What you feel is your diaphragm muscle activating and resting. If you are doing a breath practice where you lengthen inhales and exhales, your diaphragm will be active on both in- and exhales. This is happening when you practice sama vritti (counted breath, see below).
Physical benefits of deep breaths
When you deepen your breath, you move the diaphragm to a lower point, utilizing the lower part of your lungs. This will improve your lymphatic drainage from the base of your lungs, massage your pancreas, gall bladder, liver, stomach and other organs.
Using a bigger part of your lungs will also allow more fresh air to enter your system. This has a positive effect on your cardiac functions and improves oxygenation of blood and circulation.
Mental benefits of deep breaths
Breathing deep and slow also results in a more calm heart rate. Oppose to shallow or rapid breath happening from the chest, deep diaphragmatic breaths will calm your system by allowing more time for your system to rest and digest by soothing the parasympathetic/resting/yin/moon-system.
TEST: Place your right hand on your belly and your left hand on your heart.
First, breathe as rapid and shallow as possible into your left hand. Notice how you feel.
Next, breathe slow and deep into your right hand. Notice how you feel.
Where do you feel most comfortable and relaxed?
When we feel stress, trauma, insecure, anxiety, etc. a most common reaction is to find rapid, shallow breaths from the chest. Our blood vessels gets constricted and the heart rate increases. This will often restricts our digestive function as well. Taking deep breaths in these situations will have a counter beneficial effect as our heart rate lowers, your mind gets a singular focus and your entire system will promote relaxation through stimulation of the parasympathetic nervous system.
Pranayama (breath expansion) techniques
Dirga / Yogic Breath. Three part yogic breath. Dividing your torso into 3 sections. Belly as section 1, solar plexus and lateral sides as section 2, and chest to top as section 3. Initiate your inhale from belly/1, then inhale to the middle/2, then to chest/3. Exhale from 3, then 2, lastly 1. So every breath begins and ends at the belly.
Ujjayi. Victorious breath - inhale and exhale with contraction of throat muscles. Creates a sound like the ocean waves. Equal inhale and exhale length. Often used during yoga practice. Called victorious breath because it takes a lot of focus due to length, sound, activation and is believed to be a tool to gain control over hunger and thirst.
Sama Vritti. Equally counted breath. Classical counted breath with 4:4:4:4 method, count inhale 4, hold for 4, count exhale 4, hold for 4, etc. Can also be done with other counts such as 4:2:4:2, 4:1:3:2, or any combination of your choice.
Valoma. Interrupted breath. Dividing your breath into 3 or 4 stops. Can either be done on inhales (antara kumbhaka) or on exhales (bahya kumbhaka). Interruption of inhale and full calm exhale is by far the most relaxing version, as you completely deactivates the diaphragm on exhale and do not keep activating it to slow down your exhale.

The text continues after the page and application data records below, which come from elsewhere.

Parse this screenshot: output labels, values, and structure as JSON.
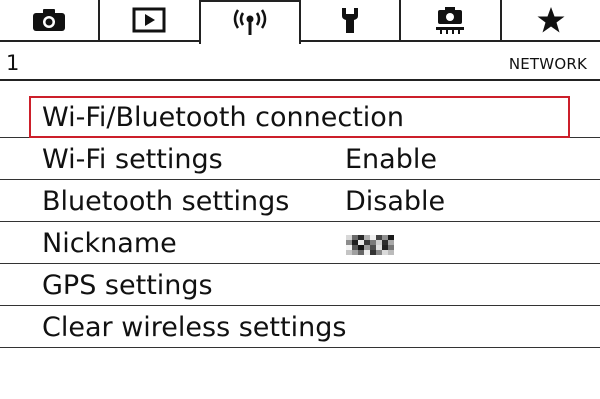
{
  "tabs": [
    {
      "id": "shooting",
      "icon": "camera-icon",
      "active": false
    },
    {
      "id": "playback",
      "icon": "playback-icon",
      "active": false
    },
    {
      "id": "network",
      "icon": "wireless-icon",
      "active": true
    },
    {
      "id": "setup",
      "icon": "wrench-icon",
      "active": false
    },
    {
      "id": "custom",
      "icon": "custom-functions-icon",
      "active": false
    },
    {
      "id": "mymenu",
      "icon": "star-icon",
      "active": false
    }
  ],
  "header": {
    "page_number": "1",
    "section_title": "NETWORK"
  },
  "menu": {
    "items": [
      {
        "label": "Wi-Fi/Bluetooth connection",
        "value": "",
        "selected": true
      },
      {
        "label": "Wi-Fi settings",
        "value": "Enable",
        "selected": false
      },
      {
        "label": "Bluetooth settings",
        "value": "Disable",
        "selected": false
      },
      {
        "label": "Nickname",
        "value": "",
        "value_redacted": true,
        "selected": false
      },
      {
        "label": "GPS settings",
        "value": "",
        "selected": false
      },
      {
        "label": "Clear wireless settings",
        "value": "",
        "selected": false
      }
    ]
  },
  "colors": {
    "selection_border": "#cc1f2a",
    "text": "#111111",
    "background": "#ffffff"
  }
}
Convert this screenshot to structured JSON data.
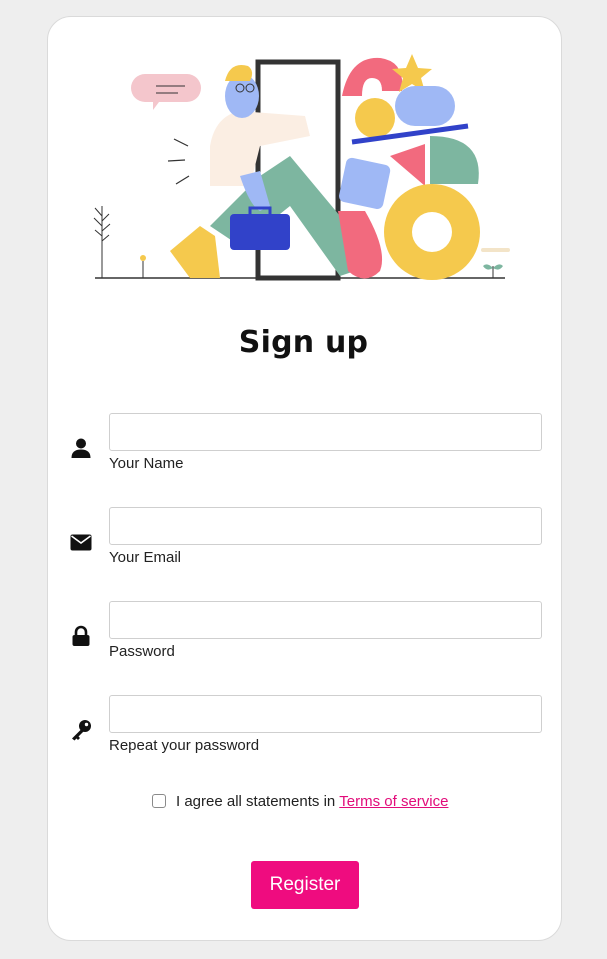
{
  "page": {
    "title": "Sign up"
  },
  "form": {
    "fields": [
      {
        "label": "Your Name",
        "icon": "user-icon",
        "value": "",
        "placeholder": ""
      },
      {
        "label": "Your Email",
        "icon": "envelope-icon",
        "value": "",
        "placeholder": ""
      },
      {
        "label": "Password",
        "icon": "lock-icon",
        "value": "",
        "placeholder": ""
      },
      {
        "label": "Repeat your password",
        "icon": "key-icon",
        "value": "",
        "placeholder": ""
      }
    ],
    "agree_text": "I agree all statements in",
    "terms_link": "Terms of service",
    "agree_checked": false,
    "register_label": "Register"
  },
  "colors": {
    "accent": "#ef0c7f",
    "link": "#e20c7a",
    "background": "#eeeeee",
    "card": "#ffffff"
  }
}
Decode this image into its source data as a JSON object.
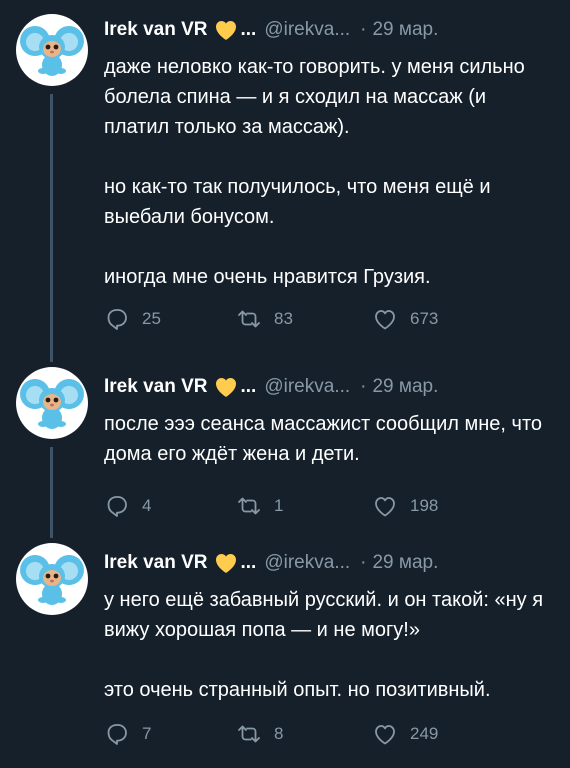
{
  "tweets": [
    {
      "author": {
        "name": "Irek van VR",
        "badge_icon": "yellow-heart-icon",
        "ellipsis": "...",
        "handle": "@irekva..."
      },
      "date": "29 мар.",
      "body": [
        "даже неловко как-то говорить. у меня сильно болела спина — и я сходил на массаж (и платил только за массаж).",
        "но как-то так получилось, что меня ещё и выебали бонусом.",
        "иногда мне очень нравится Грузия."
      ],
      "stats": {
        "replies": "25",
        "retweets": "83",
        "likes": "673"
      }
    },
    {
      "author": {
        "name": "Irek van VR",
        "badge_icon": "yellow-heart-icon",
        "ellipsis": "...",
        "handle": "@irekva..."
      },
      "date": "29 мар.",
      "body": [
        "после эээ сеанса массажист сообщил мне, что дома его ждёт жена и дети."
      ],
      "stats": {
        "replies": "4",
        "retweets": "1",
        "likes": "198"
      }
    },
    {
      "author": {
        "name": "Irek van VR",
        "badge_icon": "yellow-heart-icon",
        "ellipsis": "...",
        "handle": "@irekva..."
      },
      "date": "29 мар.",
      "body": [
        "у него ещё забавный русский. и он такой: «ну я вижу хорошая попа — и не могу!»",
        "это очень странный опыт. но позитивный."
      ],
      "stats": {
        "replies": "7",
        "retweets": "8",
        "likes": "249"
      }
    }
  ],
  "colors": {
    "background": "#15202b",
    "text": "#ffffff",
    "secondary": "#8899a6",
    "thread_line": "#3d5466",
    "heart": "#ffcc4d"
  }
}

Naadi Shodhana. Alternate nostril breath. Shifting between holding a finder to block the right or left nostril, breath alternates between entering and exiting from the two nostrils. Inhale through left, exhale through right, inhale through right and exhale through left is one round. You often combine this practice with a form of sama vritti and count your in- and exhales and maybe even your holds on top or/and bottom. For example 4:4:4:4, 5:5:10:5, even 5:20:10:10.
All the above mentioned techniques have a soothing and calming effect on your system. Other breath techniques as Kapalabhaati or Bhastrika is hyperventilations and might not have the desired calming effect, although they are grate for concentration, energizing the mind or preparing for meditations.
One big breath and thank you
Inhale deeply. Hold for a moment. Exhale completely.
Thank you so much for reading this far.
Write a question below, if there is anything you would like to know.